Task to complete: If a line in the data below includes the string "cozy", please return a copy of it.

+ + +

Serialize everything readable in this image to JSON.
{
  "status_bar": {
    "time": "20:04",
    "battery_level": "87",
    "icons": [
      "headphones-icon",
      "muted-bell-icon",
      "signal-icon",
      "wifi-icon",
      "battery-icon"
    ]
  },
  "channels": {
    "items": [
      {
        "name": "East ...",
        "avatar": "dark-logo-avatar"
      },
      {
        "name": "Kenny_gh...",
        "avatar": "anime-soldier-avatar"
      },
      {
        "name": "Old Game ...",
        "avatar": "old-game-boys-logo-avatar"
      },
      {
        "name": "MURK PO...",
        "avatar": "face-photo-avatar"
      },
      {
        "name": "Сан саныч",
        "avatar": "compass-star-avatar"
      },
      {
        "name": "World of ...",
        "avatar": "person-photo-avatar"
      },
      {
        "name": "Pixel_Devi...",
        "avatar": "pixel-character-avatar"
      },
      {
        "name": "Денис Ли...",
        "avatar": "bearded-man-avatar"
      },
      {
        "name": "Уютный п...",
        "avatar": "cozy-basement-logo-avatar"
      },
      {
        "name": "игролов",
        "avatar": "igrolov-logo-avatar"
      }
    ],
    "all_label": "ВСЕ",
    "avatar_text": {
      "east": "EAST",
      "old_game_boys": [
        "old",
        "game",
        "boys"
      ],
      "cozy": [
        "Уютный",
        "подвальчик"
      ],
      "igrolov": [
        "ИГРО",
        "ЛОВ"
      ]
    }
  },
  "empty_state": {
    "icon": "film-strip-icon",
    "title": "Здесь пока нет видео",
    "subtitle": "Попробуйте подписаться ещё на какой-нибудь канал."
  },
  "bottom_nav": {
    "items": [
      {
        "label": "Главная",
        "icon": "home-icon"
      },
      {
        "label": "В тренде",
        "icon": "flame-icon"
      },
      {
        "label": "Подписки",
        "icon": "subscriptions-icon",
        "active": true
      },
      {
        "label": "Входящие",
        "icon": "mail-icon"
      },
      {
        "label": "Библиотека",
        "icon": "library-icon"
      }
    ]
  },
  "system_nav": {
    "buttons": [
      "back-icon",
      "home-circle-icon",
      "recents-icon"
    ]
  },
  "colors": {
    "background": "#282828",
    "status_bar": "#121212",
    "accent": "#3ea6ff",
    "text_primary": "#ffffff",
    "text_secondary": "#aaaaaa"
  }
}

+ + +

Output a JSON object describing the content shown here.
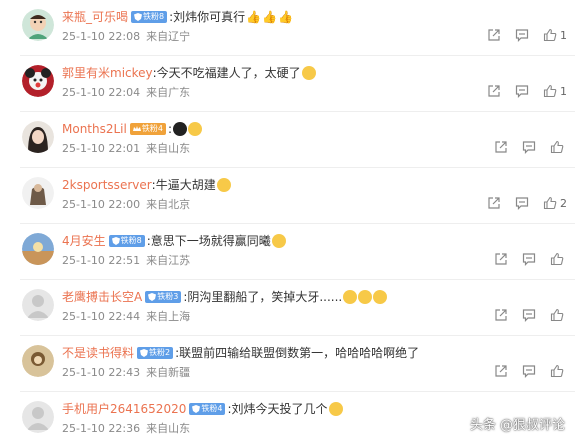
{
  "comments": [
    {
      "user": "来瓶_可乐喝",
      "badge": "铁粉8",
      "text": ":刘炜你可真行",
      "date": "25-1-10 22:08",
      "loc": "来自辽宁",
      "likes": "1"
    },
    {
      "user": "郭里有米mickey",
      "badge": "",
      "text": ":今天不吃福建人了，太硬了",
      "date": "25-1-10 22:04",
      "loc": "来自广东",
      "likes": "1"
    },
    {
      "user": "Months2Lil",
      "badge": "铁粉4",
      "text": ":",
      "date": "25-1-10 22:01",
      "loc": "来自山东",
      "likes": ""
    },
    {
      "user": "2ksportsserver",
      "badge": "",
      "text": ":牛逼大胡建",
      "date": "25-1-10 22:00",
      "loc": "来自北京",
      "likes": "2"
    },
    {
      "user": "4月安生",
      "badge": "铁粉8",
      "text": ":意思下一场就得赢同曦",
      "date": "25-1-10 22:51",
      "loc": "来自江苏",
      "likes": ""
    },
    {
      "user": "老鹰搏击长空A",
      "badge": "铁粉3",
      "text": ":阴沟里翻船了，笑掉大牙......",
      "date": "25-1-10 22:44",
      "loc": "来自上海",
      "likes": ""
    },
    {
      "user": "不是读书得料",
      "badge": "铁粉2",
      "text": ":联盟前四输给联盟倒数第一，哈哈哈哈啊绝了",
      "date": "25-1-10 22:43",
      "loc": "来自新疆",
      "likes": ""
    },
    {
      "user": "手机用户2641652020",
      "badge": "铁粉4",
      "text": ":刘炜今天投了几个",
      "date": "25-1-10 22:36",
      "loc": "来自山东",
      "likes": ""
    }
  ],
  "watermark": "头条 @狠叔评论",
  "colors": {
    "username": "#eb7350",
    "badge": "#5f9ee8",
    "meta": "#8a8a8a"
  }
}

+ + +

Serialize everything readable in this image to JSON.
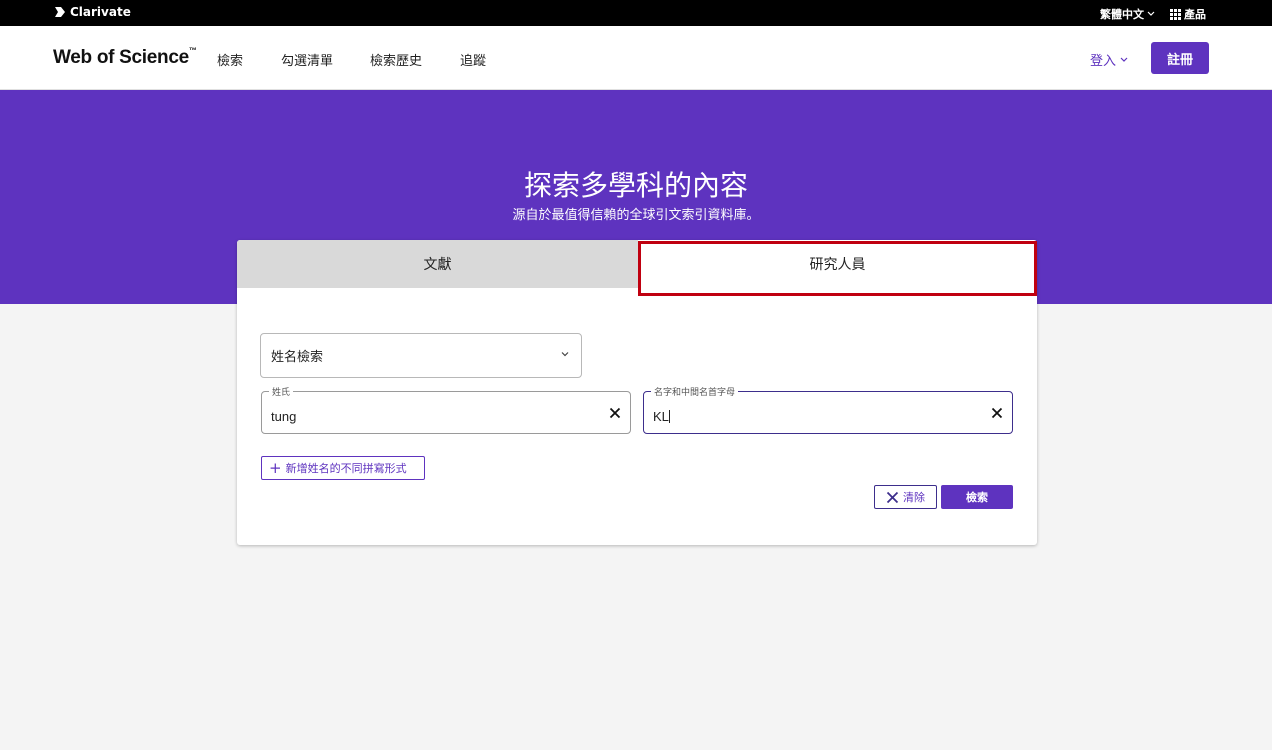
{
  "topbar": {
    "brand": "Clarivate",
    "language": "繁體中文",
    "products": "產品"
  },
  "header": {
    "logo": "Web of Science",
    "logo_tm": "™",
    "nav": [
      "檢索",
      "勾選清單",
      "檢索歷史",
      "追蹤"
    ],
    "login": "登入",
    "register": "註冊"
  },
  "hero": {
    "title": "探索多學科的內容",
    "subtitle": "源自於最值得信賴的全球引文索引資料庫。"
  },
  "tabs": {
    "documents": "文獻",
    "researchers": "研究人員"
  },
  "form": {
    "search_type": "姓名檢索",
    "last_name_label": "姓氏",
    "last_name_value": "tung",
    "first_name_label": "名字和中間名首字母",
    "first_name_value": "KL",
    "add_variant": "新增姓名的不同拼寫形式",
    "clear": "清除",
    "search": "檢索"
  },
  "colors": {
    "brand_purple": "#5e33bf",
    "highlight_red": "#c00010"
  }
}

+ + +

Your solution:
        "avatar": "cozy-basement-logo-avatar"
      "cozy": [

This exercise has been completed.